▸ AIM OF THE EXERCISE
Pull every line with "pickups" from the data below and copy it.

Top of RECORDS TO USE

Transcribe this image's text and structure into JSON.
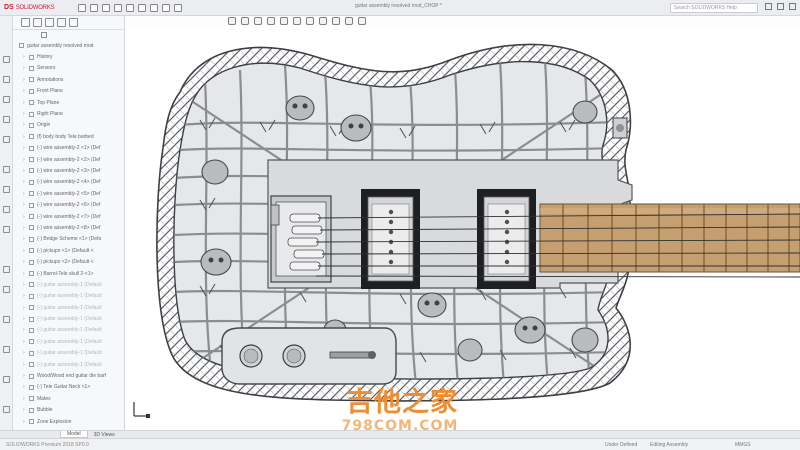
{
  "titlebar": {
    "brand_mark": "DS",
    "brand_name": "SOLIDWORKS",
    "document_title": "guitar assembly resolved mod_CHOP *",
    "search_placeholder": "Search SOLIDWORKS Help"
  },
  "tree": {
    "root": "guitar assembly resolved mod",
    "items": [
      {
        "label": "History",
        "blurred": false
      },
      {
        "label": "Sensors",
        "blurred": false
      },
      {
        "label": "Annotations",
        "blurred": false
      },
      {
        "label": "Front Plane",
        "blurred": false
      },
      {
        "label": "Top Plane",
        "blurred": false
      },
      {
        "label": "Right Plane",
        "blurred": false
      },
      {
        "label": "Origin",
        "blurred": false
      },
      {
        "label": "(f) body body Tele barbed",
        "blurred": false
      },
      {
        "label": "(-) wire assembly-2 <1> (Def",
        "blurred": false
      },
      {
        "label": "(-) wire assembly-2 <2> (Def",
        "blurred": false
      },
      {
        "label": "(-) wire assembly-2 <3> (Def",
        "blurred": false
      },
      {
        "label": "(-) wire assembly-2 <4> (Def",
        "blurred": false
      },
      {
        "label": "(-) wire assembly-2 <5> (Def",
        "blurred": false
      },
      {
        "label": "(-) wire assembly-2 <6> (Def",
        "blurred": false
      },
      {
        "label": "(-) wire assembly-2 <7> (Def",
        "blurred": false
      },
      {
        "label": "(-) wire assembly-2 <8> (Def",
        "blurred": false
      },
      {
        "label": "(-) Bridge Scheme <1> (Defa",
        "blurred": false
      },
      {
        "label": "(-) pickups <1> (Default <",
        "blurred": false
      },
      {
        "label": "(-) pickups <2> (Default <",
        "blurred": false
      },
      {
        "label": "(-) Barrel-Tele skull 2-<1>",
        "blurred": false
      },
      {
        "label": "(-) guitar assembly-1 (Default",
        "blurred": true
      },
      {
        "label": "(-) guitar assembly-1 (Default",
        "blurred": true
      },
      {
        "label": "(-) guitar assembly-1 (Default",
        "blurred": true
      },
      {
        "label": "(-) guitar assembly-1 (Default",
        "blurred": true
      },
      {
        "label": "(-) guitar assembly-1 (Default",
        "blurred": true
      },
      {
        "label": "(-) guitar assembly-1 (Default",
        "blurred": true
      },
      {
        "label": "(-) guitar assembly-1 (Default",
        "blurred": true
      },
      {
        "label": "(-) guitar assembly-1 (Default",
        "blurred": true
      },
      {
        "label": "Wood/Wood end guitar die barf",
        "blurred": false
      },
      {
        "label": "(-) Tele Guitar Neck <1>",
        "blurred": false
      },
      {
        "label": "Mates",
        "blurred": false
      },
      {
        "label": "Bubble",
        "blurred": false
      },
      {
        "label": "Zone Explosion",
        "blurred": false
      }
    ]
  },
  "bottom_tabs": [
    {
      "label": "Model",
      "active": true
    },
    {
      "label": "3D Views",
      "active": false
    }
  ],
  "status": {
    "left": "SOLIDWORKS Premium 2018 SP0.0",
    "mid": "Under Defined",
    "mid2": "Editing Assembly",
    "right": "MMGS"
  },
  "watermark": {
    "chinese": "吉他之家",
    "url": "798COM.COM"
  },
  "colors": {
    "brand_red": "#c8202f",
    "body_gray": "#8e9196",
    "pickguard": "#d9dadc",
    "fretboard": "#c59f6f",
    "watermark_orange": "#ef8d32"
  }
}
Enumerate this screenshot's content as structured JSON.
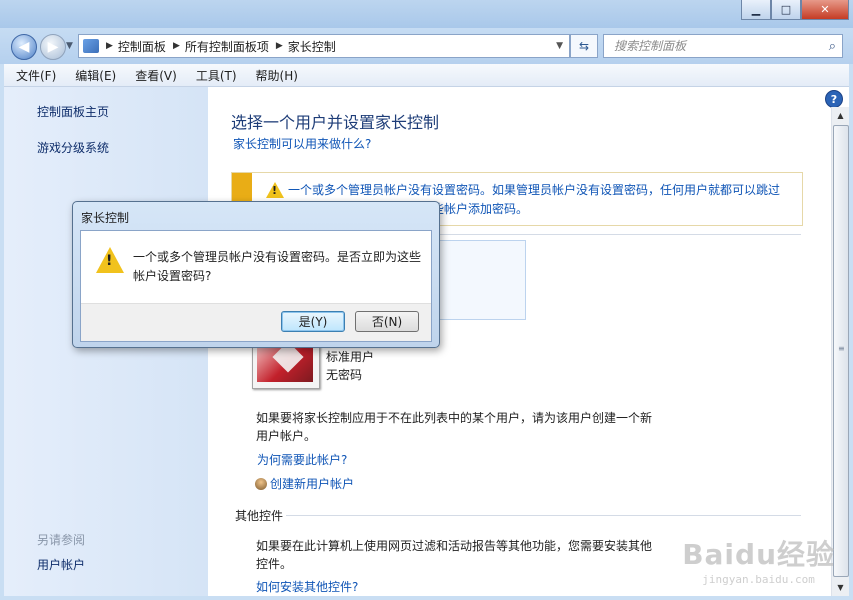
{
  "window": {
    "caption": {
      "minimize": "▁",
      "maximize": "□",
      "close": "✕"
    }
  },
  "address": {
    "breadcrumbs": [
      "控制面板",
      "所有控制面板项",
      "家长控制"
    ],
    "search_placeholder": "搜索控制面板"
  },
  "menu": [
    "文件(F)",
    "编辑(E)",
    "查看(V)",
    "工具(T)",
    "帮助(H)"
  ],
  "sidebar": {
    "links": [
      "控制面板主页",
      "游戏分级系统"
    ],
    "see_also_label": "另请参阅",
    "see_also_links": [
      "用户帐户"
    ]
  },
  "main": {
    "title": "选择一个用户并设置家长控制",
    "what_link": "家长控制可以用来做什么?",
    "warning": {
      "line1": "一个或多个管理员帐户没有设置密码。如果管理员帐户没有设置密码，任何用户就都可以跳过",
      "line2": "家长控制。单击此处以为这些帐户添加密码。"
    },
    "user": {
      "type": "标准用户",
      "password": "无密码"
    },
    "create_info": "如果要将家长控制应用于不在此列表中的某个用户，请为该用户创建一个新用户帐户。",
    "why_link": "为何需要此帐户?",
    "create_link": "创建新用户帐户",
    "other_section": "其他控件",
    "other_info": "如果要在此计算机上使用网页过滤和活动报告等其他功能，您需要安装其他控件。",
    "install_link": "如何安装其他控件?"
  },
  "dialog": {
    "title": "家长控制",
    "message": "一个或多个管理员帐户没有设置密码。是否立即为这些帐户设置密码?",
    "yes": "是(Y)",
    "no": "否(N)"
  },
  "watermark": {
    "logo": "Baidu经验",
    "url": "jingyan.baidu.com"
  },
  "colors": {
    "link": "#0f55b6",
    "warning_stripe": "#e9ad16",
    "title": "#1e3d78"
  }
}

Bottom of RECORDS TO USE

▸ FINISHED EXERCISE
        "label": "(-) pickups <1> (Default <",
        "label": "(-) pickups <2> (Default <",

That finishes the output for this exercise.